New measures to boost online public procurement in the European Union could make it easier for smaller IT companies to secure government contracts.
The European Commission on Friday launched plans to push the take-up of e-procurement by governments and other public sector organizations when buying supplies and services or tendering for public works. A new study will be carried out to monitor current e-procurement levels in the E.U. The results of this research will be used to help set best practice guidelines.
The Commission has also called for experts in the design and implementation of e-procurement systems to take part in a new, informal group on e-tendering. This expert group will develop a common blueprint for electronic submission of offers by the end of 2012. The deadline for applications is Sept. 30.
"E-procurement implies more than just changing from paper-based procurement systems to ones using electronic communications. It has the potential to streamline and accelerate public purchasing, benefiting both purchasers and suppliers -- and the European taxpayer along the way. It will lead to more efficient procurement administration, resulting in cost and time savings," said the Commission.

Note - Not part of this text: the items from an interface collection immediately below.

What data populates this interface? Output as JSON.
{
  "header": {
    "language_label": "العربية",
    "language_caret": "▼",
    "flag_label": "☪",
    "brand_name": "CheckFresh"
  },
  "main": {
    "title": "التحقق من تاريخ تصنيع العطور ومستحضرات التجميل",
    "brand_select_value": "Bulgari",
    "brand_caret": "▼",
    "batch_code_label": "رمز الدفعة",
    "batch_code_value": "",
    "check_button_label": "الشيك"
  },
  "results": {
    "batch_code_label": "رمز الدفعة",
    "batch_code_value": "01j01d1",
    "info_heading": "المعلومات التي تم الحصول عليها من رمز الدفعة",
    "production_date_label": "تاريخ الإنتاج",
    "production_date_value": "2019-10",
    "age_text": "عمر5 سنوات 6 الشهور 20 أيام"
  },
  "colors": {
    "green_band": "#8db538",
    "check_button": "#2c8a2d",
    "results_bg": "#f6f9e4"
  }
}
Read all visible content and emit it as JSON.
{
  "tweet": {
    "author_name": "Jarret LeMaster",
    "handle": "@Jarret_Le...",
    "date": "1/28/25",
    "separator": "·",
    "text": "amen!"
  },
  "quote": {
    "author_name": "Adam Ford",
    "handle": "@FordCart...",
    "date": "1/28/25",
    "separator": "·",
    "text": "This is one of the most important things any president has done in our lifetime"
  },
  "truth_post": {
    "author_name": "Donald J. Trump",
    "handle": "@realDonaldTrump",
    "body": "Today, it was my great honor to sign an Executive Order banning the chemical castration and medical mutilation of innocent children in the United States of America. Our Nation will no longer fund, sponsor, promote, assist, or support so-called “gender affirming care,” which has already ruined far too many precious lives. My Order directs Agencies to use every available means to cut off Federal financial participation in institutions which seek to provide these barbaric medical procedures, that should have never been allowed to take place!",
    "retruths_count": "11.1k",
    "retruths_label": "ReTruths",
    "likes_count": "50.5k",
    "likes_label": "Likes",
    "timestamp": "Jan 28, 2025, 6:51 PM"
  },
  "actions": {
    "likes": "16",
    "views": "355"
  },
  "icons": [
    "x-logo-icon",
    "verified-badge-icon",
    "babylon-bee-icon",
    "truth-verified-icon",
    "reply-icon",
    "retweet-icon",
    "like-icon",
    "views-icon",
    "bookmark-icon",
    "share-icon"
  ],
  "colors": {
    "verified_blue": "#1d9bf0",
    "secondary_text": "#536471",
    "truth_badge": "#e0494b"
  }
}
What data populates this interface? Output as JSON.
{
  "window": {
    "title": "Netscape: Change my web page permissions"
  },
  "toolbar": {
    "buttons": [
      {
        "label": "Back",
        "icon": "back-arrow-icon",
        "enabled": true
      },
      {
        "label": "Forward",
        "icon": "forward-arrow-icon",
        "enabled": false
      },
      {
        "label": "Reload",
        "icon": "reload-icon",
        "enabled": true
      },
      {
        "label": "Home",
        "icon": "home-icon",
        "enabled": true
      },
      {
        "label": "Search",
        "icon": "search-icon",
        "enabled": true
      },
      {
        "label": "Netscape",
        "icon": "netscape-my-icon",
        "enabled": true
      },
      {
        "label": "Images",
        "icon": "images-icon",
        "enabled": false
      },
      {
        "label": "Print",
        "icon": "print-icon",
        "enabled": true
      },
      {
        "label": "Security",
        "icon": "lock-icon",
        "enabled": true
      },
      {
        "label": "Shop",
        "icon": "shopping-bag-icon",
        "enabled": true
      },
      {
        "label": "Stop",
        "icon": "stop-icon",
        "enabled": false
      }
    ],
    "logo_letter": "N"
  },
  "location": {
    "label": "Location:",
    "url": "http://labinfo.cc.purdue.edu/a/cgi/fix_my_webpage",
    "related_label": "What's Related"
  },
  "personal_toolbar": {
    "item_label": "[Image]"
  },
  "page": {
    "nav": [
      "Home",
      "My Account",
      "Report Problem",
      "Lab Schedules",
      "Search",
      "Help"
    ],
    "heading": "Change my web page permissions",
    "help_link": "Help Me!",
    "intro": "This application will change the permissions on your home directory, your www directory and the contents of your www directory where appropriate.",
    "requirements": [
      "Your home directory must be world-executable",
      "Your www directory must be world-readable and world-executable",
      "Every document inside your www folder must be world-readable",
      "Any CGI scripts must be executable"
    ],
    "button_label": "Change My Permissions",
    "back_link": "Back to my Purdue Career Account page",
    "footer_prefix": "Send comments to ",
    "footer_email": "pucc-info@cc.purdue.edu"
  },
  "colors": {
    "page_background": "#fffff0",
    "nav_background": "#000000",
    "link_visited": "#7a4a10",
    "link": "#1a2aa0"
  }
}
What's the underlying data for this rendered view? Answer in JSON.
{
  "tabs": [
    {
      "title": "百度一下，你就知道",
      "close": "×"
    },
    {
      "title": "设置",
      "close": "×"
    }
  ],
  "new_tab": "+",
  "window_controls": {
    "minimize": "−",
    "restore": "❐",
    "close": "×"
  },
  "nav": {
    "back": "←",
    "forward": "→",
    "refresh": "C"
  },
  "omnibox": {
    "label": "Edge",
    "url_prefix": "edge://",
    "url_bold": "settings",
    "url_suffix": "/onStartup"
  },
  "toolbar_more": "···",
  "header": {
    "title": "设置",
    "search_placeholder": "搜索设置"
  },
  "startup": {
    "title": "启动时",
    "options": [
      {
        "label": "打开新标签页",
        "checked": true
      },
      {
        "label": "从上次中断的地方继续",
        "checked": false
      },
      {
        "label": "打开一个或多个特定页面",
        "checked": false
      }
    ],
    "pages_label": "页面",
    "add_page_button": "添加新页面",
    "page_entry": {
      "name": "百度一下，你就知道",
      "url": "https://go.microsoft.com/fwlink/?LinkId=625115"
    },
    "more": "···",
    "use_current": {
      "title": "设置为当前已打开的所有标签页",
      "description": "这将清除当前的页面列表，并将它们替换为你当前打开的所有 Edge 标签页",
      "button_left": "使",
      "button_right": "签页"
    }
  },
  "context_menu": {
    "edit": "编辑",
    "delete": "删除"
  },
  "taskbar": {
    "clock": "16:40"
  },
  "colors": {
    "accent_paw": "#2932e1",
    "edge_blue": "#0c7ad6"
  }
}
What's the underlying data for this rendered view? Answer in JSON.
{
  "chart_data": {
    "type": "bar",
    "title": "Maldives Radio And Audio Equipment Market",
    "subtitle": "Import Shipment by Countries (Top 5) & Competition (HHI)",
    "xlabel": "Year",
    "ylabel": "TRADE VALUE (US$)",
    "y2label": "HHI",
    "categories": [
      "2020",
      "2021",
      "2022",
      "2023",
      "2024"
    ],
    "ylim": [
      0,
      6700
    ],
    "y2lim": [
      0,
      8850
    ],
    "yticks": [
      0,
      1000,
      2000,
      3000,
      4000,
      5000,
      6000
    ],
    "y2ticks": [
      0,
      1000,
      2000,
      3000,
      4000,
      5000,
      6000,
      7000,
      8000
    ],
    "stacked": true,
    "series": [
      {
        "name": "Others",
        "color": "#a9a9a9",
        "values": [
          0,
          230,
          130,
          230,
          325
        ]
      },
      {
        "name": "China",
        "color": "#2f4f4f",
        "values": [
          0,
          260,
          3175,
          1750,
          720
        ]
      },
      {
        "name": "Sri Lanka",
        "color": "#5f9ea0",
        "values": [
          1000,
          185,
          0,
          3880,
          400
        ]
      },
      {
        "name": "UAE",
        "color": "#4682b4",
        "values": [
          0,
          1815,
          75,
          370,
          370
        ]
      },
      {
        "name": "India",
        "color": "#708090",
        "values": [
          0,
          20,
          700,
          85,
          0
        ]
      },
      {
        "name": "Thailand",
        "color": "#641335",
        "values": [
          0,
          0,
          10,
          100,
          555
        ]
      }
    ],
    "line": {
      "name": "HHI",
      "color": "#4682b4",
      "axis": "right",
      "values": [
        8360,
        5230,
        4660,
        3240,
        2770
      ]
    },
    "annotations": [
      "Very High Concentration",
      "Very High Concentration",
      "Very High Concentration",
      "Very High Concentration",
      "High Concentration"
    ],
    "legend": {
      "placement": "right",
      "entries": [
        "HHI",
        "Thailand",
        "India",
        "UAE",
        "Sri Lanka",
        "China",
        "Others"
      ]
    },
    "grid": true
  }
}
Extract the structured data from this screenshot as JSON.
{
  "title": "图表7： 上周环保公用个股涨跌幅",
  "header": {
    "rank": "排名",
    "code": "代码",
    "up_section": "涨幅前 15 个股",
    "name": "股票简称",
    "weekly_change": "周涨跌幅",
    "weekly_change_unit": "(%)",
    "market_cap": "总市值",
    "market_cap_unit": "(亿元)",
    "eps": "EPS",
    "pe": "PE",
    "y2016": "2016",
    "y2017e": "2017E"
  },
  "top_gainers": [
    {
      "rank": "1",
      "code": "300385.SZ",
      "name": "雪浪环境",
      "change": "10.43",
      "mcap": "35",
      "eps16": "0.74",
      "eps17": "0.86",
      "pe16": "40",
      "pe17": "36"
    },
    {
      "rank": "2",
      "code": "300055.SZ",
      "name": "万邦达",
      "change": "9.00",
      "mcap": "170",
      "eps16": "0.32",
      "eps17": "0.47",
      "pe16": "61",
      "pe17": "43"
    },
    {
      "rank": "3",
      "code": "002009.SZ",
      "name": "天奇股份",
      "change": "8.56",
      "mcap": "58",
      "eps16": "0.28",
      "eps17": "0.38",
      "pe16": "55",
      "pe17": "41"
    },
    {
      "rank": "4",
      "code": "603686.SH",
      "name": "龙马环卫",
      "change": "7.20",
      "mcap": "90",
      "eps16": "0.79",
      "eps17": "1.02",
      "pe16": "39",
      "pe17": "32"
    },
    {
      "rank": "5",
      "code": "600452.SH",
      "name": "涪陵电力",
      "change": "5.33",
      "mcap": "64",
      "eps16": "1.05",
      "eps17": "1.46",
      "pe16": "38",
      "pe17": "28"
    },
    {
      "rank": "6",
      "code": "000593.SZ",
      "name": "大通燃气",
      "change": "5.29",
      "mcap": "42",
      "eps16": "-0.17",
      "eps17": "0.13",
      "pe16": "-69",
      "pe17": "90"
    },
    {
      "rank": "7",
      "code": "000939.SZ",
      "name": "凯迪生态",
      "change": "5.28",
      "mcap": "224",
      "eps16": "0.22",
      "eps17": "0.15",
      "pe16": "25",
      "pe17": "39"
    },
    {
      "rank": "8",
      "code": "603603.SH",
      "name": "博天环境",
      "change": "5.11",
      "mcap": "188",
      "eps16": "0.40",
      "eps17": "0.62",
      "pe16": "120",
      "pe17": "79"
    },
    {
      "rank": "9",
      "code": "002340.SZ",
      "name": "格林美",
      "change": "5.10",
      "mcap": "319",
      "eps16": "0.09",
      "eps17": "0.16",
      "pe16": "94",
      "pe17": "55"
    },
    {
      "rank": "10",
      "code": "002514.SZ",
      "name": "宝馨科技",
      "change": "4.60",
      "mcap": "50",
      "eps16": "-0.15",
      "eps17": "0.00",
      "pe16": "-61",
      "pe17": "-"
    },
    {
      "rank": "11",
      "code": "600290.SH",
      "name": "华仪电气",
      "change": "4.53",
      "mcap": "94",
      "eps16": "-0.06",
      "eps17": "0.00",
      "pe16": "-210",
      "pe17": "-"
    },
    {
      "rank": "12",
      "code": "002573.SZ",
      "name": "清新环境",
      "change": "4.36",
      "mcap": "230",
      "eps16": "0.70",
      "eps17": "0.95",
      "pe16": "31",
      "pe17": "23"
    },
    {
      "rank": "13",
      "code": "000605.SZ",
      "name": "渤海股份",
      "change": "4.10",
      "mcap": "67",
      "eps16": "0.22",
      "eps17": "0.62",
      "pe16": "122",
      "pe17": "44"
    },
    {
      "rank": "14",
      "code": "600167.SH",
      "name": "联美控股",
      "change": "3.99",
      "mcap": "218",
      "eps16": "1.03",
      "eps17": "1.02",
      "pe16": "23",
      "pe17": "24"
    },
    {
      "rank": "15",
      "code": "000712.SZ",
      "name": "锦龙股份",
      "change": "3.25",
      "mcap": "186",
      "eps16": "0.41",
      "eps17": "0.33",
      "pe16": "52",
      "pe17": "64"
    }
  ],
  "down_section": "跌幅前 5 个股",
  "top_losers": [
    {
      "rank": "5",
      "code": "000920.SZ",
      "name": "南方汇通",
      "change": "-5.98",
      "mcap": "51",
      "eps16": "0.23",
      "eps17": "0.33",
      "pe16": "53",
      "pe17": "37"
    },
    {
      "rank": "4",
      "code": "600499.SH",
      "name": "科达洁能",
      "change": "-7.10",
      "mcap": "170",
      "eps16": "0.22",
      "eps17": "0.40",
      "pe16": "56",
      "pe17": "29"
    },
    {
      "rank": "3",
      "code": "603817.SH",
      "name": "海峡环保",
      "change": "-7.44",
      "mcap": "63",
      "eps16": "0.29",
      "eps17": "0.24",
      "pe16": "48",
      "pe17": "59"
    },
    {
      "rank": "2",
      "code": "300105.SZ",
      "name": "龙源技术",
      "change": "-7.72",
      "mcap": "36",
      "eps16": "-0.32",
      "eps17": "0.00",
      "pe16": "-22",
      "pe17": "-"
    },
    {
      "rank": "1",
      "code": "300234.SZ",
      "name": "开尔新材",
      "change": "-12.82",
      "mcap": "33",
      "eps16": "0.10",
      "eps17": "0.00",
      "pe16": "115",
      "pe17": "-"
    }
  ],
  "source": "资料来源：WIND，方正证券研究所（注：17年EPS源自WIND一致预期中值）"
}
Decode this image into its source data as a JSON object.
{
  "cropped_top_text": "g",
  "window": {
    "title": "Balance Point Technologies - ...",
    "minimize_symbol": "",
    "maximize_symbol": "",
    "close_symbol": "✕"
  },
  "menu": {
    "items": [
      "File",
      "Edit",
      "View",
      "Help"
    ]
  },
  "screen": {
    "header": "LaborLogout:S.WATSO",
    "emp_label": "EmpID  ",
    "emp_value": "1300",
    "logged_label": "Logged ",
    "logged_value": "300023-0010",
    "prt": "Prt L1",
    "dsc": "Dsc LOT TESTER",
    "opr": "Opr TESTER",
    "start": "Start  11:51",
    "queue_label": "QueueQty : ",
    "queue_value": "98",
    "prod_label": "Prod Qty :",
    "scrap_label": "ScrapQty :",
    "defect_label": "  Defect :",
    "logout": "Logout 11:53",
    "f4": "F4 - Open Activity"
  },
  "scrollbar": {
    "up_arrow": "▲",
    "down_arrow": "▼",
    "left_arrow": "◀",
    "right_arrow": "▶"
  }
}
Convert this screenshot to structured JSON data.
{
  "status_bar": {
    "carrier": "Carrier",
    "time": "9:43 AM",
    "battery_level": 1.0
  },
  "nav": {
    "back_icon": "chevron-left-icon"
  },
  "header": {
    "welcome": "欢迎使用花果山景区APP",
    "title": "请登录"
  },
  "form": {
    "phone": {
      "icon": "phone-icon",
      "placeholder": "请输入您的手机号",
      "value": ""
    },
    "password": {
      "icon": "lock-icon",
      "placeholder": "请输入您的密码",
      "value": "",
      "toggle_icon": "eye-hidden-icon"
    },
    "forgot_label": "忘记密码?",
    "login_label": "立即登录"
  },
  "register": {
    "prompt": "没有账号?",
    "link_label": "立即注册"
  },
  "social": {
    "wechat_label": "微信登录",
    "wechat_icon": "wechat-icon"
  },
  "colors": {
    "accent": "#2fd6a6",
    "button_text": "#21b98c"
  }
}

Full conversion to e-procurement could save between €50 billion (US$71.6 billion) and €70 billion per year according to recent Deutsche Bank research.